PROMPT.
Please reproduce the listing verbatim, without its images.
DATA SECTION below:
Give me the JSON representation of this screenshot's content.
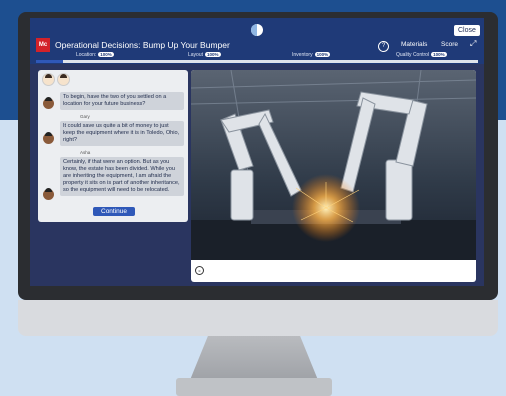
{
  "header": {
    "title": "Operational Decisions: Bump Up Your Bumper",
    "close_label": "Close",
    "help_label": "?",
    "materials_label": "Materials",
    "score_label": "Score",
    "logo_text": "Mc"
  },
  "stats": [
    {
      "label": "Location:",
      "value": "100%"
    },
    {
      "label": "Layout",
      "value": "100%"
    },
    {
      "label": "Inventory",
      "value": "100%"
    },
    {
      "label": "Quality Control",
      "value": "100%"
    }
  ],
  "progress": {
    "fraction": 0.06
  },
  "chat": {
    "messages": [
      {
        "speaker": "",
        "text": "To begin, have the two of you settled on a location for your future business?"
      },
      {
        "speaker": "Gary",
        "text": "It could save us quite a bit of money to just keep the equipment where it is in Toledo, Ohio, right?"
      },
      {
        "speaker": "Asha",
        "text": "Certainly, if that were an option. But as you know, the estate has been divided. While you are inheriting the equipment, I am afraid the property it sits on is part of another inheritance, so the equipment will need to be relocated."
      }
    ],
    "continue_label": "Continue"
  },
  "icons": {
    "spinner": "loading-icon",
    "help": "help-icon",
    "expand": "expand-icon",
    "caption": "caption-icon"
  },
  "colors": {
    "header": "#1f3a78",
    "accent": "#2f58b8",
    "brand_logo": "#d3222a"
  }
}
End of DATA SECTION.
RESPONSE TO THIS TASK.
Give me the JSON representation of this screenshot's content.
{
  "header": {
    "title": "Operational Decisions: Bump Up Your Bumper",
    "close_label": "Close",
    "help_label": "?",
    "materials_label": "Materials",
    "score_label": "Score",
    "logo_text": "Mc"
  },
  "stats": [
    {
      "label": "Location:",
      "value": "100%"
    },
    {
      "label": "Layout",
      "value": "100%"
    },
    {
      "label": "Inventory",
      "value": "100%"
    },
    {
      "label": "Quality Control",
      "value": "100%"
    }
  ],
  "progress": {
    "fraction": 0.06
  },
  "chat": {
    "messages": [
      {
        "speaker": "",
        "text": "To begin, have the two of you settled on a location for your future business?"
      },
      {
        "speaker": "Gary",
        "text": "It could save us quite a bit of money to just keep the equipment where it is in Toledo, Ohio, right?"
      },
      {
        "speaker": "Asha",
        "text": "Certainly, if that were an option. But as you know, the estate has been divided. While you are inheriting the equipment, I am afraid the property it sits on is part of another inheritance, so the equipment will need to be relocated."
      }
    ],
    "continue_label": "Continue"
  },
  "icons": {
    "spinner": "loading-icon",
    "help": "help-icon",
    "expand": "expand-icon",
    "caption": "caption-icon"
  },
  "colors": {
    "header": "#1f3a78",
    "accent": "#2f58b8",
    "brand_logo": "#d3222a"
  }
}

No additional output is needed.